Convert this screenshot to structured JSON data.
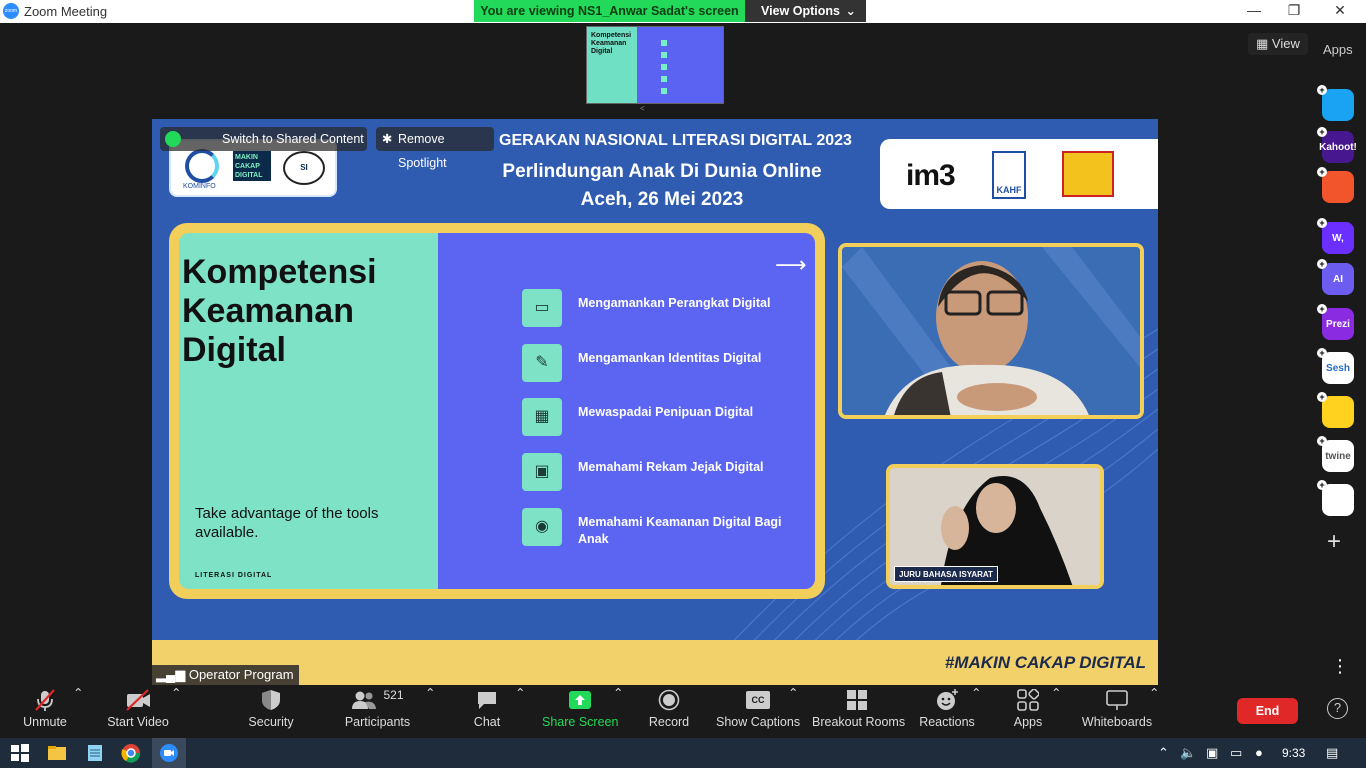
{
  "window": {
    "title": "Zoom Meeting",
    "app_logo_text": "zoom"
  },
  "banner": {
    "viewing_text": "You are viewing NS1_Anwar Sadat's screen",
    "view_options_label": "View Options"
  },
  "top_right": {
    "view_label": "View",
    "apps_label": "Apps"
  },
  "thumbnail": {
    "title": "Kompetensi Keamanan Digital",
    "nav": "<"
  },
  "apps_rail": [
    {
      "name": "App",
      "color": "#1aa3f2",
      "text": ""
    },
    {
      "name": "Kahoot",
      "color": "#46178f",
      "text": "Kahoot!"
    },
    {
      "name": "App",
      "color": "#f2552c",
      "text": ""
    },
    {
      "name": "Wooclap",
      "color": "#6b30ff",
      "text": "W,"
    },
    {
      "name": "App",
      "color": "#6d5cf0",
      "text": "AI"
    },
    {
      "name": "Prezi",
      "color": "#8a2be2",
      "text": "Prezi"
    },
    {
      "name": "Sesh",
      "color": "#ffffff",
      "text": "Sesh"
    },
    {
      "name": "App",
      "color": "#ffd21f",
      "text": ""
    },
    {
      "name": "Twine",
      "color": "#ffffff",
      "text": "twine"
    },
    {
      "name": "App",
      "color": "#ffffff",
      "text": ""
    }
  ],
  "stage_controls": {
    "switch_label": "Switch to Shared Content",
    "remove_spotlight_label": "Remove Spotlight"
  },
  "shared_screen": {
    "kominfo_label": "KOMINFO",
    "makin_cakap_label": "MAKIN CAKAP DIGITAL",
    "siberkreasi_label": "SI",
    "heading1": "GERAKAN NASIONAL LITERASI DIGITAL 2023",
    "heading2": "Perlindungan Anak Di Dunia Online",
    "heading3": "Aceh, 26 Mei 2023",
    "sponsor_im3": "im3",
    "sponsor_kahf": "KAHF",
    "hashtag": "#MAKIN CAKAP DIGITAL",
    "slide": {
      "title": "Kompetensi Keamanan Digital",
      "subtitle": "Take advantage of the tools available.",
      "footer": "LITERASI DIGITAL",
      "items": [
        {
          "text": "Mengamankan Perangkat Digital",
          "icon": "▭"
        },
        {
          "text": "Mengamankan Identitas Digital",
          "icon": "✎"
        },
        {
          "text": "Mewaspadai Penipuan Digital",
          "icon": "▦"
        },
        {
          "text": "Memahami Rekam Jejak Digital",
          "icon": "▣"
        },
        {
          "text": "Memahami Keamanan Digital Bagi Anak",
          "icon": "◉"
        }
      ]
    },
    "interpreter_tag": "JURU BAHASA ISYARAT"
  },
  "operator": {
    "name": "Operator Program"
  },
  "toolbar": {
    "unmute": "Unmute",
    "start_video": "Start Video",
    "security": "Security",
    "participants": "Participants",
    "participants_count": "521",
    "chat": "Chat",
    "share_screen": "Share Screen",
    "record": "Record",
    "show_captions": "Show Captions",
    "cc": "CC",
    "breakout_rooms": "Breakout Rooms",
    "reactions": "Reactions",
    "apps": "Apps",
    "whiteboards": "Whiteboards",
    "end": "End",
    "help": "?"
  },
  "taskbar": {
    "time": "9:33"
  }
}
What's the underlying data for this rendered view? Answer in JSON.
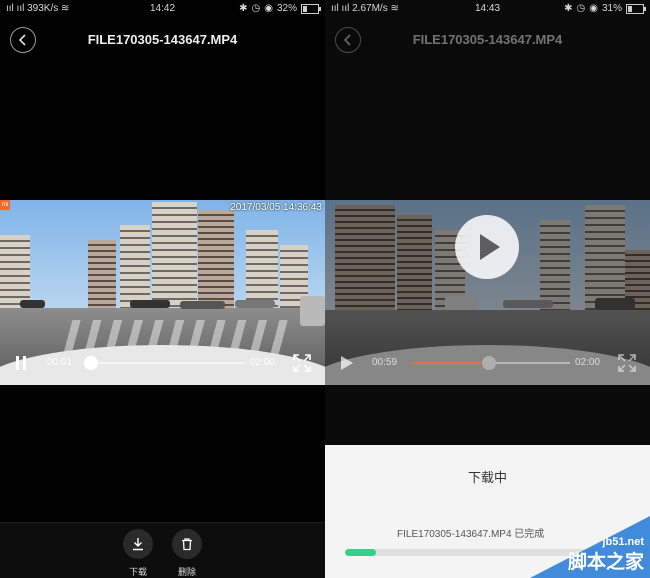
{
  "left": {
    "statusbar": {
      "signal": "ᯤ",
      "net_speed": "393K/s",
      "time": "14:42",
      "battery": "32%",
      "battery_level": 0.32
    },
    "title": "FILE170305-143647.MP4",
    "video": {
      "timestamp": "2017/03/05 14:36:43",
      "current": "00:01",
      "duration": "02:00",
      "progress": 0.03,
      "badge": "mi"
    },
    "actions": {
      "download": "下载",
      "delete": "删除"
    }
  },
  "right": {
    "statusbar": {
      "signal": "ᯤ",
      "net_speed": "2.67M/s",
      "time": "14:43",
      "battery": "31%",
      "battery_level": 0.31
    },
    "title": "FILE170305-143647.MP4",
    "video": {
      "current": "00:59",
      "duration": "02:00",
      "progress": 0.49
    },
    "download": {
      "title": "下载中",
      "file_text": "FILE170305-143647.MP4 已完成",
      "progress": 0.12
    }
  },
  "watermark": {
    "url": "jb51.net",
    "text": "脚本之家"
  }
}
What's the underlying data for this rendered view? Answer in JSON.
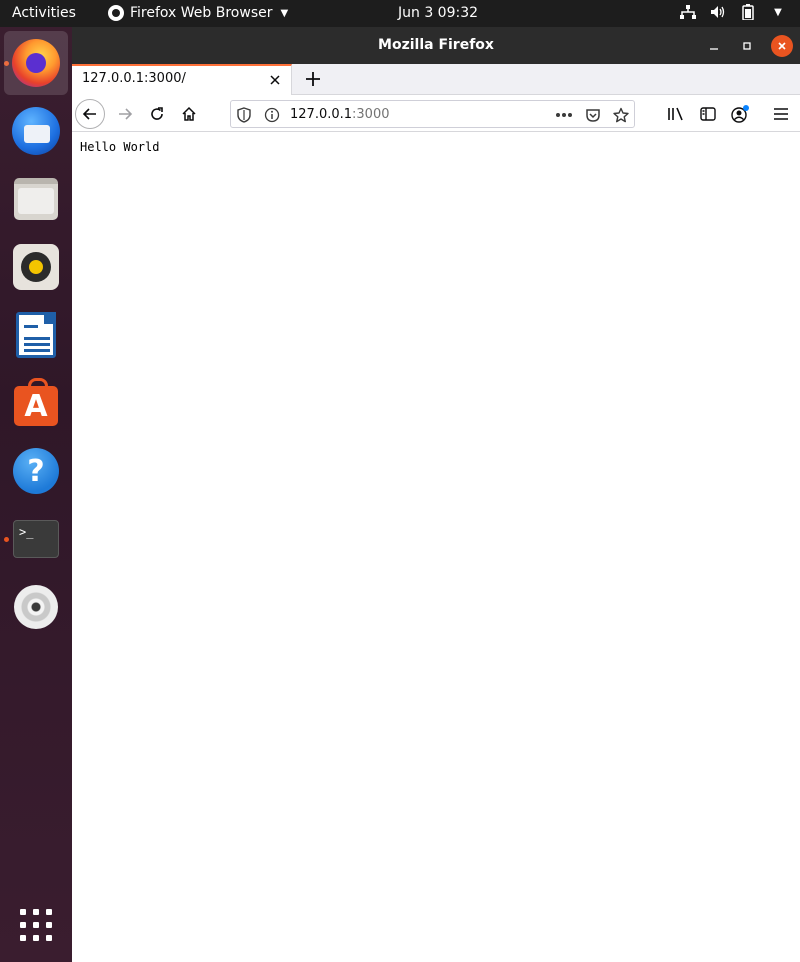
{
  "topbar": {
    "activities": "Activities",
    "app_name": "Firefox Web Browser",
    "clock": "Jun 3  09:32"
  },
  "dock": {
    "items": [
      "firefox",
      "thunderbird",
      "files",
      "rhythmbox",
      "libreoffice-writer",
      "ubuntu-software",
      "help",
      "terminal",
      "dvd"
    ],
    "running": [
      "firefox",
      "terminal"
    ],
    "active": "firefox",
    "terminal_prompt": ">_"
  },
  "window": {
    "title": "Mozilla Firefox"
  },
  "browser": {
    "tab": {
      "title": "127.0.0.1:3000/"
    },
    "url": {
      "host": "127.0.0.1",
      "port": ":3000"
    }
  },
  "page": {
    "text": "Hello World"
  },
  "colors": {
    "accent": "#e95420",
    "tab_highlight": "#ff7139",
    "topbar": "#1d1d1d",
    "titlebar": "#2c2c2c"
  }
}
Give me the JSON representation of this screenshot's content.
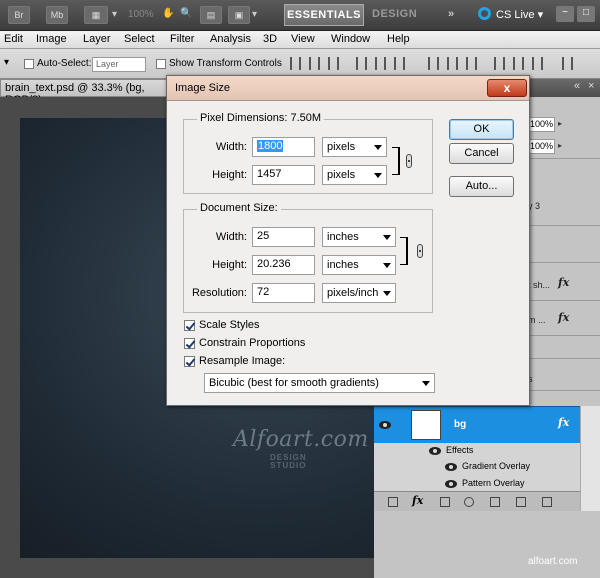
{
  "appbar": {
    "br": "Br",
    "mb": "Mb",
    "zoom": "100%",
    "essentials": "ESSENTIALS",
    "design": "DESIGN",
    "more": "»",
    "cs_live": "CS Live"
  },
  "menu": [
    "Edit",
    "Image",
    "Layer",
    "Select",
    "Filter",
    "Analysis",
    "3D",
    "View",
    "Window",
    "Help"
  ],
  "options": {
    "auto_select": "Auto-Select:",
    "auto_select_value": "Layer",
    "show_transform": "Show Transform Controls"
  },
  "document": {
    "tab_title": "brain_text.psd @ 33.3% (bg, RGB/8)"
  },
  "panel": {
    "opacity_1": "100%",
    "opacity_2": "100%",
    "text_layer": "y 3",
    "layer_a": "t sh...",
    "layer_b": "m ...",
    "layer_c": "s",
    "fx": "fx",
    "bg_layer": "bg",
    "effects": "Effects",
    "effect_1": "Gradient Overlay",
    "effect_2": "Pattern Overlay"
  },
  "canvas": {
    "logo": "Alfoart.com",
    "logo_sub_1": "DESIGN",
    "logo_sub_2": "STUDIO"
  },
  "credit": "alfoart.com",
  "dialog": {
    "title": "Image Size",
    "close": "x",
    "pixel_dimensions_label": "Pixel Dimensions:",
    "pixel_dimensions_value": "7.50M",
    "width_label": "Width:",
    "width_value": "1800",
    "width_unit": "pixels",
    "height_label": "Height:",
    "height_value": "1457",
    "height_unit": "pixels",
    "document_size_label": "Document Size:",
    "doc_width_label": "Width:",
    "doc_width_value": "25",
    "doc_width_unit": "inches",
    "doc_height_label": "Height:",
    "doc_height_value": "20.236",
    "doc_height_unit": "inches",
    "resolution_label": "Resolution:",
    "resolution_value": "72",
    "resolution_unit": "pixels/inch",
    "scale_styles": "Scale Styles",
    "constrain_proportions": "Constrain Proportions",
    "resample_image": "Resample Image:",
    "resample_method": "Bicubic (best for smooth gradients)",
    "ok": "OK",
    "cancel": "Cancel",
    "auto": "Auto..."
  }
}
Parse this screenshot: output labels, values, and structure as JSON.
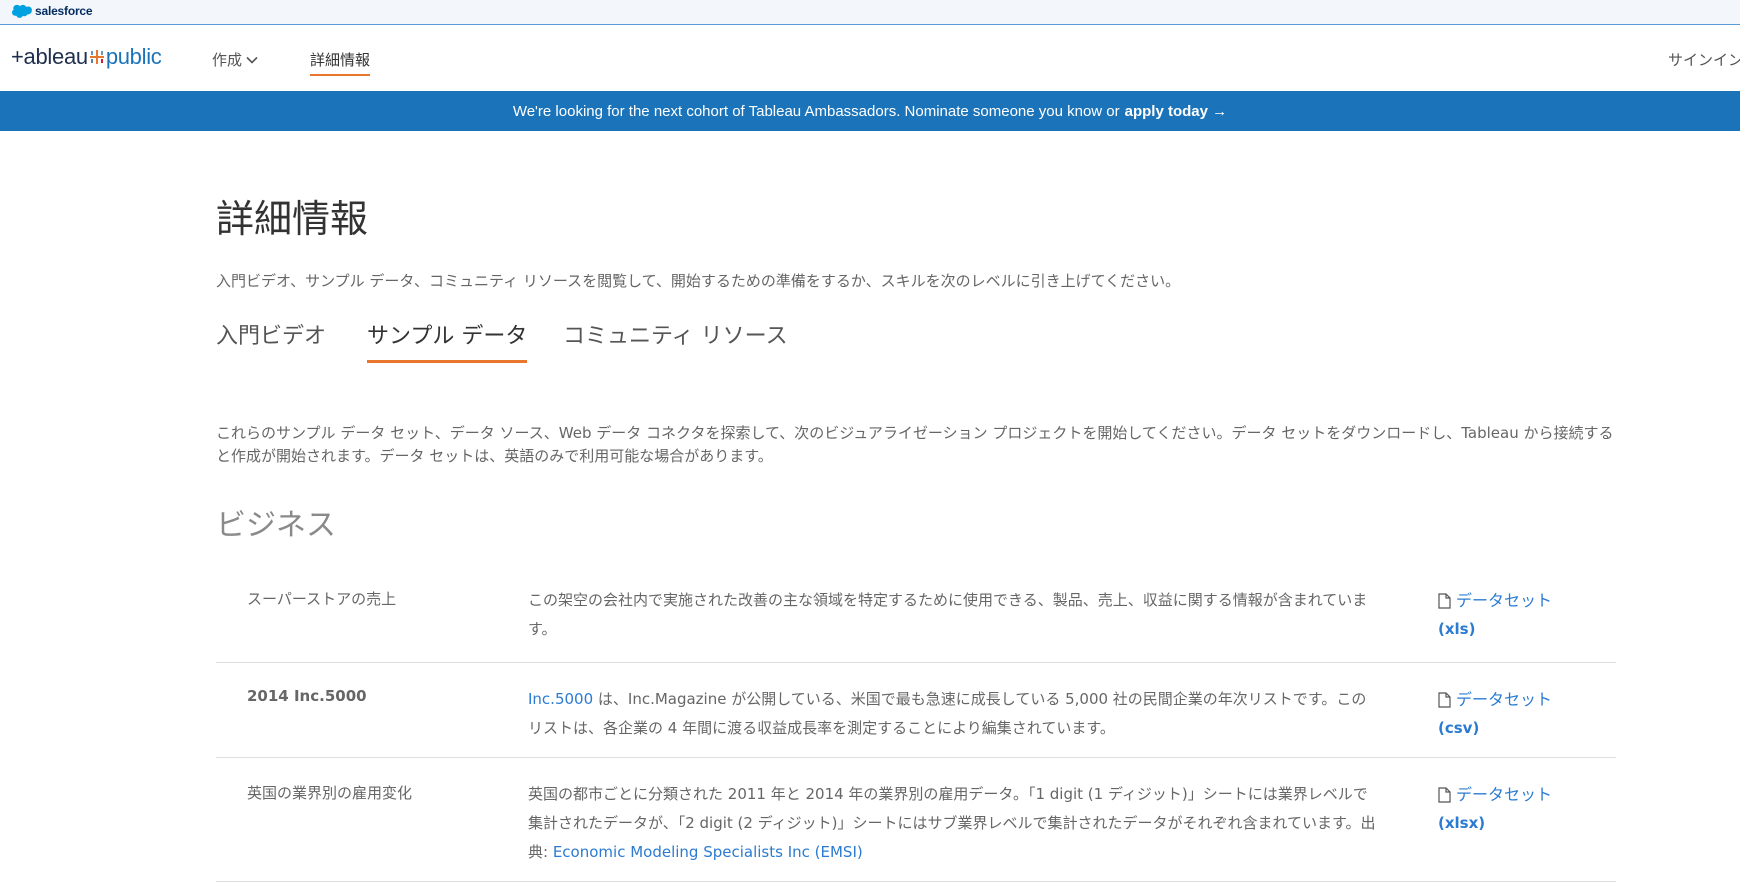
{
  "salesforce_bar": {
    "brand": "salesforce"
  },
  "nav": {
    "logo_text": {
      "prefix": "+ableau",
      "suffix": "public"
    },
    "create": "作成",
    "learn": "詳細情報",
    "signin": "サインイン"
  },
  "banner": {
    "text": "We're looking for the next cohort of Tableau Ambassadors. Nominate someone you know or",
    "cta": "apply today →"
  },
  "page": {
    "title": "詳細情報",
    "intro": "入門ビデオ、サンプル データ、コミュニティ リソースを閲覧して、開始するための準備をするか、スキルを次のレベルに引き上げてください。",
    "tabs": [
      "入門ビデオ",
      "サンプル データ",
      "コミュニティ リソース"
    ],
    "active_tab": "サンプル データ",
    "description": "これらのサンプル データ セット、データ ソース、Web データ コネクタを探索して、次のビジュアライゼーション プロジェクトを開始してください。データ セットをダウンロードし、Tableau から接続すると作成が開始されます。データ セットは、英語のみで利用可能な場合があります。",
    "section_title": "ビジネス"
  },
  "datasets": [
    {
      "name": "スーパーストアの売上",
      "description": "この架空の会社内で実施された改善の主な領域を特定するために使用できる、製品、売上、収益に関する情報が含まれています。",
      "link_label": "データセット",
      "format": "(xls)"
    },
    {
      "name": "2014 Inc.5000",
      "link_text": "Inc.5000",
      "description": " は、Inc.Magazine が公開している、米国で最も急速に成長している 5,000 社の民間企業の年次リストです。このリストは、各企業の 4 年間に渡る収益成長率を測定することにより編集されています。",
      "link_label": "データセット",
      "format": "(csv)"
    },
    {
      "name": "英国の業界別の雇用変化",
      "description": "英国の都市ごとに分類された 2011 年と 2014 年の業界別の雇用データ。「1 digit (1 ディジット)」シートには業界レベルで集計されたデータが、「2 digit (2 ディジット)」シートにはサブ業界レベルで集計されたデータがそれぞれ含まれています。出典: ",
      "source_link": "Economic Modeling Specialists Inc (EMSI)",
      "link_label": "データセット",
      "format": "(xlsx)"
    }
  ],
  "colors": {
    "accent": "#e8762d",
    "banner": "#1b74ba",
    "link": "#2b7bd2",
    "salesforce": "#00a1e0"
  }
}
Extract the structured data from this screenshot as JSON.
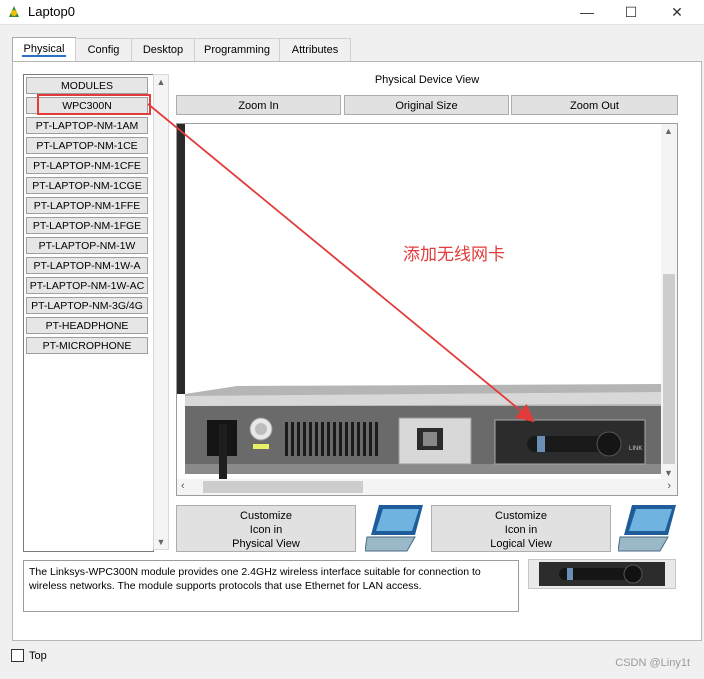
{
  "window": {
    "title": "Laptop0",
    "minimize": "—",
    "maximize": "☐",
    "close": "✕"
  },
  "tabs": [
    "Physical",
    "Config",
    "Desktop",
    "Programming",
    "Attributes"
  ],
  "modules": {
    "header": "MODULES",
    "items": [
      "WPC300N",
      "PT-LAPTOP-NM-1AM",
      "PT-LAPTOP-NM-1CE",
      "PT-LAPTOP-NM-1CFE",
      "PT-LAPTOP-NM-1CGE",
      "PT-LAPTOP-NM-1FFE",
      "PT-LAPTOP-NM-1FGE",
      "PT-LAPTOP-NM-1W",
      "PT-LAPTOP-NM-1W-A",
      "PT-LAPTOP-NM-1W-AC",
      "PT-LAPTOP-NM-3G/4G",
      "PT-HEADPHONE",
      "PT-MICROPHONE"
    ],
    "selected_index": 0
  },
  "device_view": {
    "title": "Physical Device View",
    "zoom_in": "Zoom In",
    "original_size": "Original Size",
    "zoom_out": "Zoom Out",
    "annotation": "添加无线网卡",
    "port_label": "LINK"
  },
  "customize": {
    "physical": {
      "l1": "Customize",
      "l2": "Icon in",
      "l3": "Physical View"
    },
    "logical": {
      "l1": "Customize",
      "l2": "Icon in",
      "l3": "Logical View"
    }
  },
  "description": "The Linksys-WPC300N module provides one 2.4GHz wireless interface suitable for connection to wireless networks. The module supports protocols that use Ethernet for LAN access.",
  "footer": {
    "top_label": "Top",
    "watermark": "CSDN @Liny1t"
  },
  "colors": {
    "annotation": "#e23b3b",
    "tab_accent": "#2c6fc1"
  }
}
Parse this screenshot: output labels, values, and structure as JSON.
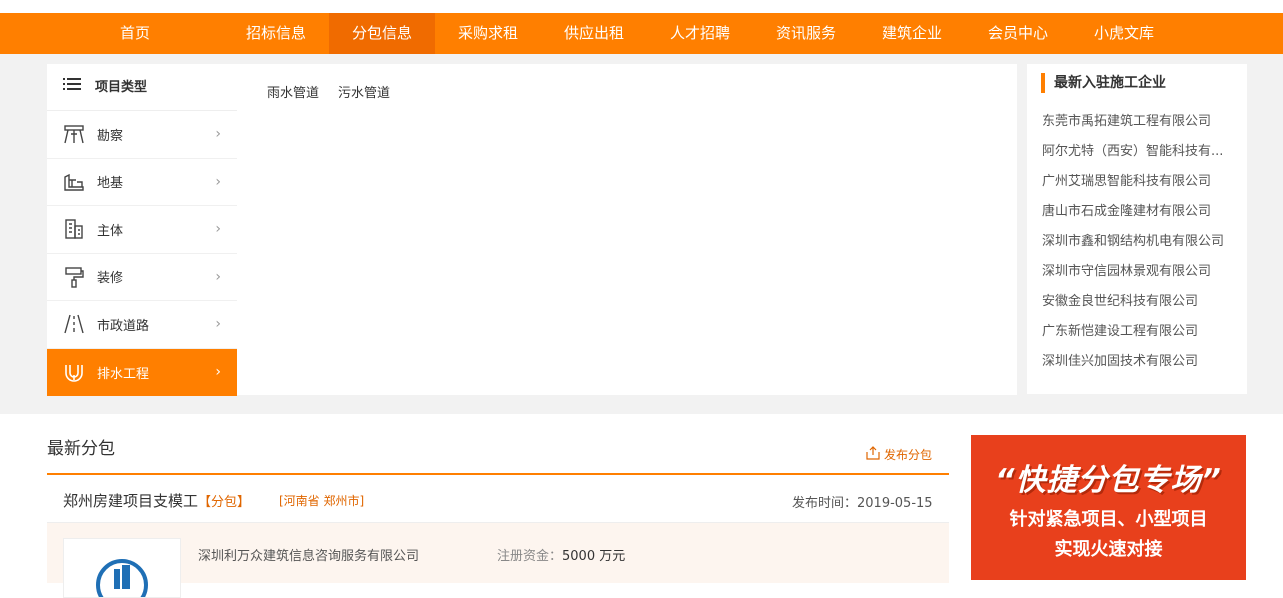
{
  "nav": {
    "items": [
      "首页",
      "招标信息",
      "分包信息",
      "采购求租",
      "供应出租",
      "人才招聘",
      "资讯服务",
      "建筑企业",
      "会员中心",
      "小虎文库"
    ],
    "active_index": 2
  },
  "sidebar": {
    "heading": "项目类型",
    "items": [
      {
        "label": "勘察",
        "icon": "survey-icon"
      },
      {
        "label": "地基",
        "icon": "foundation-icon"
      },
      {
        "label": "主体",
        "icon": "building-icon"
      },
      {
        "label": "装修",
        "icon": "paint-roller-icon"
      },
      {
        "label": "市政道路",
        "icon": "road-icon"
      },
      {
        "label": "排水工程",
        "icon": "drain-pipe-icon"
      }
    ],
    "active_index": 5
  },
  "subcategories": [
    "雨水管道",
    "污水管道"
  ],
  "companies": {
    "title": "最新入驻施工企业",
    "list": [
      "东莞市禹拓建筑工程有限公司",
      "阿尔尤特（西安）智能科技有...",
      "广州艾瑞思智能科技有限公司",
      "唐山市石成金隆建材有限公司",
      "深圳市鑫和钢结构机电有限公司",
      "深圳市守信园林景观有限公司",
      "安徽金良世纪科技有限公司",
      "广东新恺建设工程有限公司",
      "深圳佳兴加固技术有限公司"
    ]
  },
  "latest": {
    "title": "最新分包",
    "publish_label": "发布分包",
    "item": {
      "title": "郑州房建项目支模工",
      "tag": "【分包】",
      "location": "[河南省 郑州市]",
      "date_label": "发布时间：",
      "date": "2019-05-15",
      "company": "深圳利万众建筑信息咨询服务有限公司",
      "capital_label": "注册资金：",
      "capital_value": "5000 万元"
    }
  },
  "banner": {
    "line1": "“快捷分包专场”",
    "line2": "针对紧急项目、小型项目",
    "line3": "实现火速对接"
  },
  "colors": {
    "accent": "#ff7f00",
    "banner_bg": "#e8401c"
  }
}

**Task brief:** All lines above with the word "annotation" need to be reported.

**Answer:**
    "annotation": "添加无线网卡",
    "annotation": "#e23b3b",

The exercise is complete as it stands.